Barb was surprised to find us there. You never really know with her. She describes her brain as taking in information and putting it in a giant ball with other information and then throwing it out. I'm never sure she knows who I am, but she greets me the way I greet people I can't remember to save my soul, but who know me very well. We were fairly certain she didn't recognize Pat at all, since she hasn't seen her in several years. She's become a good actress.
But she always recognizes my mother, and the longer we are there, the more my mother is able to pull out old memories from her brain. There are always a lot of laughs and you can see her kind of drifting in and out of awareness of who we all are.
I was thrilled, though, when at one point she pointed at me and said they should watch what they say around me because I would be the one to write it all down. She and I always had this bond about writing and I knew that at least in that moment, she knew who I was.
She was also "with it" when my mother asked what she thought of George Bush.
"He's a nut," she said, a look of distaste crossing her face. She may be losing her mind, but she still obviously has some wits about her!
We were there about two hours and she held up pretty well, under the circumstances, though she finally started drooping and then dozed off. We knew she had reached her tolerance limit. Peach and my mother got her up and opened the door to the hall to take her back to her room.
"Which way do we go?" she asked, confused at having to make the decision of turning left down the long hall, or right out into the parking lot, of the place she has lived for two years.
It's always sad that the wise, witty woman I grew up with is no more, but in her place is this older, softer, slower, but still funny, woman and it's nice to be able to get to know this new person and to visit her every now and then.
In 1999, earlier in her Alzheimers, Barb wrote a piece called "The Mind--Losing It." This seems a good place to reprint it, as a description of what it's like from the view of the Alzheimers patient herself....

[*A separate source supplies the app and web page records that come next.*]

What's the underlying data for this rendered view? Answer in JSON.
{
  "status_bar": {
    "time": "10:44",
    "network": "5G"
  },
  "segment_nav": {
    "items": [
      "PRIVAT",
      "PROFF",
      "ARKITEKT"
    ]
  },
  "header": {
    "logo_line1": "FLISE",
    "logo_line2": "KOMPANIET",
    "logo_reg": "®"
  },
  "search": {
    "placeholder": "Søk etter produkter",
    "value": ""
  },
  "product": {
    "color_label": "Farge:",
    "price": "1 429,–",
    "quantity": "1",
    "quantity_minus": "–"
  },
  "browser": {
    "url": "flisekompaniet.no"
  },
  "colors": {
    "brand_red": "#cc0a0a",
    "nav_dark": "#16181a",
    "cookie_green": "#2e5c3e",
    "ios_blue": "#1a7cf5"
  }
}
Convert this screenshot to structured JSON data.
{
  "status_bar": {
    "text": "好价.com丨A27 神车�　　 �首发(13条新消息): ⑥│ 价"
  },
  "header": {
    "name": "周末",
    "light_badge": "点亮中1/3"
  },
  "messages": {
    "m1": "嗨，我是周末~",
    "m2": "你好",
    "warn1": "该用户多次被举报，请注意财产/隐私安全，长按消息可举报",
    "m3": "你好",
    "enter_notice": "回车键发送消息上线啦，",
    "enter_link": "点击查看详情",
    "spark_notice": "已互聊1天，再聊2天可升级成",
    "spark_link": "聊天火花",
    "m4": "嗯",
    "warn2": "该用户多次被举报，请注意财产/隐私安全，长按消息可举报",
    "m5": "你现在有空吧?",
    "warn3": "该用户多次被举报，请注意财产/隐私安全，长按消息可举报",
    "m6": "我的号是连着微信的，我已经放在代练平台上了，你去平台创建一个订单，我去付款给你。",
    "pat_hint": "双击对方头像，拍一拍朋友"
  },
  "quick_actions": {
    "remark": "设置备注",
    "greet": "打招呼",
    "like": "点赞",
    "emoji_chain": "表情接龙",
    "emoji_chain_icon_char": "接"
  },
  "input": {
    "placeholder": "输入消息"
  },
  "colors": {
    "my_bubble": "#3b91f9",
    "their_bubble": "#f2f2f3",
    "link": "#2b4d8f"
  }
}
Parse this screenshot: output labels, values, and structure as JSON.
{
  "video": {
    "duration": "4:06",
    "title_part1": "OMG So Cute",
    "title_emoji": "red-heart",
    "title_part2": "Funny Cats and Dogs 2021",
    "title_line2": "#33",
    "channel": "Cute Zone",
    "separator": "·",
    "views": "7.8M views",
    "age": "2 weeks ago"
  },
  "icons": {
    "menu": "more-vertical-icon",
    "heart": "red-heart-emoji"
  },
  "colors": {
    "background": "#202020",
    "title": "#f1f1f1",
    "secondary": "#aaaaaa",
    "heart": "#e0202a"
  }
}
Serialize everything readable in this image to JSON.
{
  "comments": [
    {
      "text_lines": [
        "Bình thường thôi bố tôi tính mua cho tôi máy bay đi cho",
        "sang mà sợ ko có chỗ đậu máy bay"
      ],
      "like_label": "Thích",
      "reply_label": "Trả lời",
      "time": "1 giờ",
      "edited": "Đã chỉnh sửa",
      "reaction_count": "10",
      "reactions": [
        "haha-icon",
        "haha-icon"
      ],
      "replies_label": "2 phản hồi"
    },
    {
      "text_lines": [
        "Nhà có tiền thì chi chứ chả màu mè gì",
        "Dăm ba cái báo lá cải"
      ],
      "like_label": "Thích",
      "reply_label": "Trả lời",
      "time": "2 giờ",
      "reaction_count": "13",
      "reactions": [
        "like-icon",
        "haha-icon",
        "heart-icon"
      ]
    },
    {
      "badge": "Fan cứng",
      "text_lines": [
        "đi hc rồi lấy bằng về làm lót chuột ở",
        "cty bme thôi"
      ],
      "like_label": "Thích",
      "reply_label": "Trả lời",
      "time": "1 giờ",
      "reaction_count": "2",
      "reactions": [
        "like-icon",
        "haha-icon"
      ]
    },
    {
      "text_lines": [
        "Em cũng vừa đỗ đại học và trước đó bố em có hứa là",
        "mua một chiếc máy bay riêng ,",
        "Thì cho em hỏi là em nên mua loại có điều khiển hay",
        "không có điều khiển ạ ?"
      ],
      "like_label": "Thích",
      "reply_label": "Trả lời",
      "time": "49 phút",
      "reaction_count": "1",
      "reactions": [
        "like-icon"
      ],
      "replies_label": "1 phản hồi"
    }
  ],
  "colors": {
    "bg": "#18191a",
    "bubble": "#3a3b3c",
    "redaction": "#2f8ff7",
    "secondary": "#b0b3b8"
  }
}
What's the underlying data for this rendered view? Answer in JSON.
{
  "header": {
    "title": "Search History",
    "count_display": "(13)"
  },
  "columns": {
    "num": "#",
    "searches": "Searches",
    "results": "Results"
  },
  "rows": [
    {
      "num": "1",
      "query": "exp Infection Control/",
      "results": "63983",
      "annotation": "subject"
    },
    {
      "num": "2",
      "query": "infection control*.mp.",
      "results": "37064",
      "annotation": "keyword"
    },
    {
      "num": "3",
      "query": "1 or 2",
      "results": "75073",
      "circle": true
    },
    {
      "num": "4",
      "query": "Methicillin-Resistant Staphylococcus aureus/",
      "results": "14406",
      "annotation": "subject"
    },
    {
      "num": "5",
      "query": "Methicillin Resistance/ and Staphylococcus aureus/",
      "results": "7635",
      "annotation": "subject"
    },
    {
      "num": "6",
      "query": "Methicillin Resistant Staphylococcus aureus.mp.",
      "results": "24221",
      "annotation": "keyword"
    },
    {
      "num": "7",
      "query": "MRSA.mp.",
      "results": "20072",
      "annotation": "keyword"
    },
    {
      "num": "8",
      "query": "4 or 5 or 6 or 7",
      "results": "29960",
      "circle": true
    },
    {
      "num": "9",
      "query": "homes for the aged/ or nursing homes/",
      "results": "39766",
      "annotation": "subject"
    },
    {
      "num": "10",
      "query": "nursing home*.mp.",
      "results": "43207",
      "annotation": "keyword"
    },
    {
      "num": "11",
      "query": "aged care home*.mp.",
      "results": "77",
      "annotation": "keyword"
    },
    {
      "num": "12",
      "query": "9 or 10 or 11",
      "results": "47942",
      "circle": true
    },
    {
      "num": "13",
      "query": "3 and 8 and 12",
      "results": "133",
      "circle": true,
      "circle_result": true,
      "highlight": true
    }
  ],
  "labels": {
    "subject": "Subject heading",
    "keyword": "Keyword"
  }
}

My uncle, her "caregiver" died two years ago. She hasn't been told, because she would never remember and would have to be told over and over again. She almost never asks about him.